_RECORDS FOR PROCESSING:_
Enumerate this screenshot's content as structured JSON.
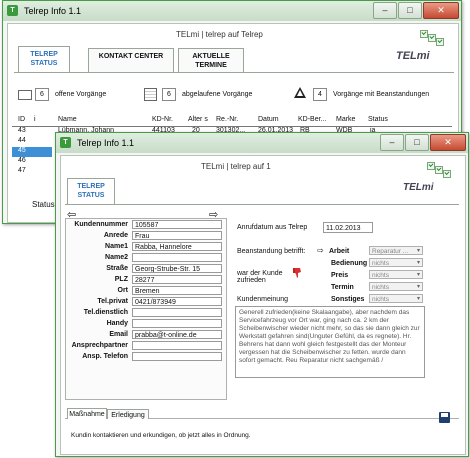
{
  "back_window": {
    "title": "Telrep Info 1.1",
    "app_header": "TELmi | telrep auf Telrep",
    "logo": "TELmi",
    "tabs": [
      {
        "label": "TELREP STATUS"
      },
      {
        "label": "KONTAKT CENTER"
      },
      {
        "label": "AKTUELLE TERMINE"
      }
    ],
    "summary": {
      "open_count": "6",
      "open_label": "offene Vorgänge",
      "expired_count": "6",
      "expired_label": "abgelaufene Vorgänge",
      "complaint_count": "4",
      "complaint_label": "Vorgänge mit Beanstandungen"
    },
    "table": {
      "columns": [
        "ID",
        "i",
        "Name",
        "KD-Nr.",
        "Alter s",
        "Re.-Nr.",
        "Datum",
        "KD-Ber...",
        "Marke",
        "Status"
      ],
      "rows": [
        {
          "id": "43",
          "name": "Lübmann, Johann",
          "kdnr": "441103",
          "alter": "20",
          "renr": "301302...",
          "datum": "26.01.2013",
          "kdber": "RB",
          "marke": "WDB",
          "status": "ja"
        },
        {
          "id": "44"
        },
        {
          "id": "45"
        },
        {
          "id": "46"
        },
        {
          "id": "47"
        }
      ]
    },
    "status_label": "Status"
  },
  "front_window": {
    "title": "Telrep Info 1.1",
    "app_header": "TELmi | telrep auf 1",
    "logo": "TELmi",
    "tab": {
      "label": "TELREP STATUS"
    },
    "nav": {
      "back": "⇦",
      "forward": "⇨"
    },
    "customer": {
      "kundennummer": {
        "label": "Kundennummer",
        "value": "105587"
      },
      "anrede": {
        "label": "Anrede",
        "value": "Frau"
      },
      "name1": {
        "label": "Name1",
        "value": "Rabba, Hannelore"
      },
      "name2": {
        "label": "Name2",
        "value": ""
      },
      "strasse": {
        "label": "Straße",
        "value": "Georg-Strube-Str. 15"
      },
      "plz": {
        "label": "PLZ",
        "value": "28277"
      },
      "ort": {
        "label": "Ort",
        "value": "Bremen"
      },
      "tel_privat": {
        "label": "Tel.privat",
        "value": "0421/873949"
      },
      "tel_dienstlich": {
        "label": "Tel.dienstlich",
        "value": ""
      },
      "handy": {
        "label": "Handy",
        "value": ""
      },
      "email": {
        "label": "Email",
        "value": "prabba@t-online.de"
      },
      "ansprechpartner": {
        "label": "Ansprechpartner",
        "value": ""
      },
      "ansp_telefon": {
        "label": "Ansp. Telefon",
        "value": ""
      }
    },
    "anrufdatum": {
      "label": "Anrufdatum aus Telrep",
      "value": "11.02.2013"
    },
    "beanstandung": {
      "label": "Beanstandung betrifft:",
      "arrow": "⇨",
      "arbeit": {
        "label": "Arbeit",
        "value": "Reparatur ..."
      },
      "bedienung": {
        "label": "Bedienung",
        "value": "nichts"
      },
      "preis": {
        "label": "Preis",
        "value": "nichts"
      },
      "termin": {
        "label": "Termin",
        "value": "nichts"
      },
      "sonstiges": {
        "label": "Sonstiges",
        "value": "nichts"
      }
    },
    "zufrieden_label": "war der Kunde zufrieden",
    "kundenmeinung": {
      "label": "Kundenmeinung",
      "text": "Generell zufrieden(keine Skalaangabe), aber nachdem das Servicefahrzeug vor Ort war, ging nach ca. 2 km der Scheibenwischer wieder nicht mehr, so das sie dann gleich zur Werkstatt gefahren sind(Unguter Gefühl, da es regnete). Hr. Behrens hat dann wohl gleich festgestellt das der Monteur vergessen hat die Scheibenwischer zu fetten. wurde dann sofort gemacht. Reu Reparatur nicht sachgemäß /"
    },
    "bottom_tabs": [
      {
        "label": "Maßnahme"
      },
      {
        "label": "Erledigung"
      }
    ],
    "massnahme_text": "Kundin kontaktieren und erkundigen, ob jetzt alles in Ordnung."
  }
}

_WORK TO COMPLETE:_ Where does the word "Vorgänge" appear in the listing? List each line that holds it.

_ANSWER BOX:_
      "open_label": "offene Vorgänge",
      "expired_label": "abgelaufene Vorgänge",
      "complaint_label": "Vorgänge mit Beanstandungen"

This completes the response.